Your assignment: Every line containing the string "result" is to be copied from the records.

[Source records]
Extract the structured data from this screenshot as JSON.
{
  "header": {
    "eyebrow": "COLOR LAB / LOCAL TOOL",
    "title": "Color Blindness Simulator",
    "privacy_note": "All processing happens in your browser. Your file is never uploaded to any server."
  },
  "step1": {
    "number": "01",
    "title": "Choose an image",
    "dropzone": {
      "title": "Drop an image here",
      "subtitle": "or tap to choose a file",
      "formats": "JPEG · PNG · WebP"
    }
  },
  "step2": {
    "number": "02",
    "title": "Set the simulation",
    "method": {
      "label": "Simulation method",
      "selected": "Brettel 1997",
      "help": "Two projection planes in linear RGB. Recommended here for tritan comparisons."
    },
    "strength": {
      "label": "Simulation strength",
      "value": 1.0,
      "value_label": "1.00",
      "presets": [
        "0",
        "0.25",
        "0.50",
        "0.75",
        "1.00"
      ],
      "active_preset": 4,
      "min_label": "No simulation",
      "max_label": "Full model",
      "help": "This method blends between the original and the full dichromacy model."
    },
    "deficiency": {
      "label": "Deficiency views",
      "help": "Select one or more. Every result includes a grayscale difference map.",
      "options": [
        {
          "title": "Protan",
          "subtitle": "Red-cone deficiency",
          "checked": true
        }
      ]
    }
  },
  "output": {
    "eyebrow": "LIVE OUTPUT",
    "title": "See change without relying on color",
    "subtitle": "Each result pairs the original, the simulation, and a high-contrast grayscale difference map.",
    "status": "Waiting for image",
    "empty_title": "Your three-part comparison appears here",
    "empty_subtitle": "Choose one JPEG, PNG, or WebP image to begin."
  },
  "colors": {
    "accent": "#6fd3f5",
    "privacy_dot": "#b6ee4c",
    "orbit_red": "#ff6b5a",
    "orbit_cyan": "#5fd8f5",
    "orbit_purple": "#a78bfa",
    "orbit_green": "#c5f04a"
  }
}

Answer box:
      "help": "Select one or more. Every result includes a grayscale difference map.",
    "subtitle": "Each result pairs the original, the simulation, and a high-contrast grayscale difference map.",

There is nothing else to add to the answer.